  • Why is my content age reported as Unknown?

    Content age is retrieved from the HTTP header of your webpages. If it’s reported as unknown, it means the Flock crawler was unable to find this information.

    If a date’s not provided in your HTTP header, this might indicate an issue with your server or your Content Management System (CMS) - both of these should be adding this metadata to your content.

  • Why is the audit preview blank?

    HTTP (Hypertext Transfer Protocol) is the protocol that enables browsers to connect to the World Wide Web. HTTPS is the secure version of HTTP (the "S" in HTTPS stands for "Secure") When using HTTPS, all communications between your browser and the website you're viewing are encrypted.

    If you try to view insecure web content over a secure connection, it results in a security error. 
    Because Flock uses HTTPS, when attempting to preview pages over HTTP this security issue prevents those pages from loading. 

    The solution:
    If the site you're crawling is available in HTTPS, try re-crawling using the HTTPS version. 

Inventory Page

  • How do I filter results?

    Just below the Inventory page title, you will see the following:

    The inventory filters interface

    The inventory filters interface

    Searching with the text field will filter by page title and URL. Alternatively you can select any number of filters then click the "Filter inventory" button. Click "Reset all filters" to clear all filters at once.

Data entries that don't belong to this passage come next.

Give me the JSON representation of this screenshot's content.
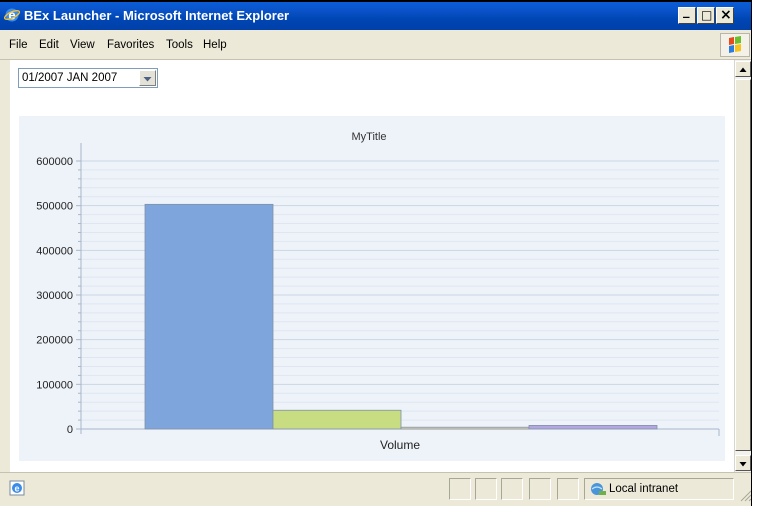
{
  "window": {
    "title": "BEx Launcher - Microsoft Internet Explorer",
    "minimize_glyph": "_",
    "maximize_glyph": "□",
    "close_glyph": "×"
  },
  "menu": {
    "items": [
      {
        "label": "File"
      },
      {
        "label": "Edit"
      },
      {
        "label": "View"
      },
      {
        "label": "Favorites"
      },
      {
        "label": "Tools"
      },
      {
        "label": "Help"
      }
    ]
  },
  "filter": {
    "selected": "01/2007 JAN 2007"
  },
  "status": {
    "zone": "Local intranet"
  },
  "colors": {
    "titlebar": "#0a53c8",
    "chart_background": "#eef3fa"
  },
  "chart_data": {
    "type": "bar",
    "title": "MyTitle",
    "xlabel": "Volume",
    "ylabel": "",
    "ylim": [
      0,
      600000
    ],
    "yticks": [
      0,
      100000,
      200000,
      300000,
      400000,
      500000,
      600000
    ],
    "yticklabels": [
      "0",
      "100000",
      "200000",
      "300000",
      "400000",
      "500000",
      "600000"
    ],
    "categories": [
      "Volume"
    ],
    "series": [
      {
        "values": [
          503000
        ],
        "color": "#7fa6dc"
      },
      {
        "values": [
          42000
        ],
        "color": "#c8dc82"
      },
      {
        "values": [
          4000
        ],
        "color": "#ead7a6"
      },
      {
        "values": [
          8000
        ],
        "color": "#b4a6e1"
      }
    ],
    "grid": true,
    "legend": "none"
  }
}
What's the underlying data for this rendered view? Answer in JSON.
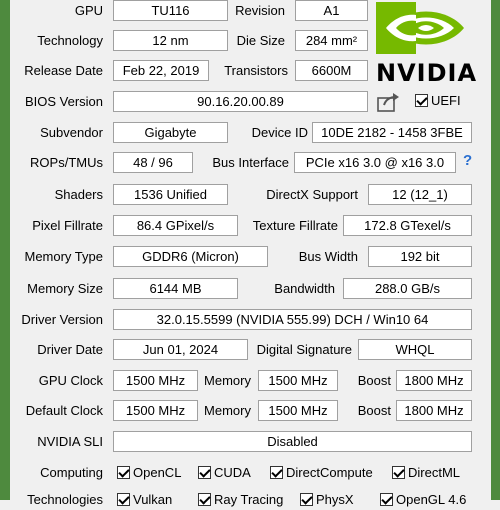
{
  "labels": {
    "gpu": "GPU",
    "revision": "Revision",
    "technology": "Technology",
    "die_size": "Die Size",
    "release_date": "Release Date",
    "transistors": "Transistors",
    "bios_version": "BIOS Version",
    "subvendor": "Subvendor",
    "device_id": "Device ID",
    "rops_tmus": "ROPs/TMUs",
    "bus_interface": "Bus Interface",
    "shaders": "Shaders",
    "directx_support": "DirectX Support",
    "pixel_fillrate": "Pixel Fillrate",
    "texture_fillrate": "Texture Fillrate",
    "memory_type": "Memory Type",
    "bus_width": "Bus Width",
    "memory_size": "Memory Size",
    "bandwidth": "Bandwidth",
    "driver_version": "Driver Version",
    "driver_date": "Driver Date",
    "digital_signature": "Digital Signature",
    "gpu_clock": "GPU Clock",
    "memory": "Memory",
    "boost": "Boost",
    "default_clock": "Default Clock",
    "nvidia_sli": "NVIDIA SLI",
    "computing": "Computing",
    "technologies": "Technologies"
  },
  "values": {
    "gpu": "TU116",
    "revision": "A1",
    "technology": "12 nm",
    "die_size": "284 mm²",
    "release_date": "Feb 22, 2019",
    "transistors": "6600M",
    "bios_version": "90.16.20.00.89",
    "subvendor": "Gigabyte",
    "device_id": "10DE 2182 - 1458 3FBE",
    "rops_tmus": "48 / 96",
    "bus_interface": "PCIe x16 3.0 @ x16 3.0",
    "shaders": "1536 Unified",
    "directx_support": "12 (12_1)",
    "pixel_fillrate": "86.4 GPixel/s",
    "texture_fillrate": "172.8 GTexel/s",
    "memory_type": "GDDR6 (Micron)",
    "bus_width": "192 bit",
    "memory_size": "6144 MB",
    "bandwidth": "288.0 GB/s",
    "driver_version": "32.0.15.5599 (NVIDIA 555.99) DCH / Win10 64",
    "driver_date": "Jun 01, 2024",
    "digital_signature": "WHQL",
    "gpu_clock": "1500 MHz",
    "gpu_memory": "1500 MHz",
    "gpu_boost": "1800 MHz",
    "default_clock": "1500 MHz",
    "default_memory": "1500 MHz",
    "default_boost": "1800 MHz",
    "nvidia_sli": "Disabled"
  },
  "uefi": {
    "label": "UEFI",
    "checked": true
  },
  "computing": [
    {
      "label": "OpenCL",
      "checked": true
    },
    {
      "label": "CUDA",
      "checked": true
    },
    {
      "label": "DirectCompute",
      "checked": true
    },
    {
      "label": "DirectML",
      "checked": true
    }
  ],
  "technologies": [
    {
      "label": "Vulkan",
      "checked": true
    },
    {
      "label": "Ray Tracing",
      "checked": true
    },
    {
      "label": "PhysX",
      "checked": true
    },
    {
      "label": "OpenGL 4.6",
      "checked": true
    }
  ],
  "logo": {
    "brand": "NVIDIA",
    "color": "#76b900",
    "icon": "nvidia-eye-icon"
  },
  "icons": {
    "share": "share-icon",
    "help": "help-icon"
  },
  "colors": {
    "accent": "#4e8a3e",
    "field_bg": "#ffffff",
    "window_bg": "#f0f0f0"
  }
}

  • Why is the page count on the inventory different from what is represented on a Site Report graph?

    This occurs when a page's value (reading grade, reading ease, etc.) is equal to the separating value on the respective graph. The site report graphs interpret "between" as "greater than the lower value and less than or equal to the upper value" while the inventory "between" filter performs "greater than or equal to the lower value and less than or equal to the upper value". The result is a rare discrepancy between the inventory and the site report graph.

  • How to produce a content inventory in 3 easy steps

    A content inventory is a catalog of every piece of content on your website. Producing a content inventory manually can be hell, especially for large sites. Manual inventories can take days or weeks to produce. Luckily, Flock makes producing a content inventory quick and easy. Here's how to do it.

    Step 1 – Crawl your site

    Log in to Flock and click "Add a site", then enter your site's URL and click "Add this site". Your site is now queued to be crawled. Easy.

    Step 2 – Wait a bit ...

    Depending on the size of your website the crawl could take a while. Small sites finish quickly but large sites containing many thousands of pages can take hours or even days. On average it takes about 8 hours for Flock to crawl a 10,000-page site. As soon as Flock has crawled and analyzed your site data you will receive an email notifying you that your crawl is complete. Click the link in the email to view your results.

    Step 3 – Content inventory

    When your crawl is complete, start by checking out the "site report" page for high-level insights. To get a more detailed look at your full inventory, click "Inventory". Here you can find every page on your website, perform searches, filter and sort your data. Download your data as a CSV to bring it into your favourite spreadsheet for more detailed work.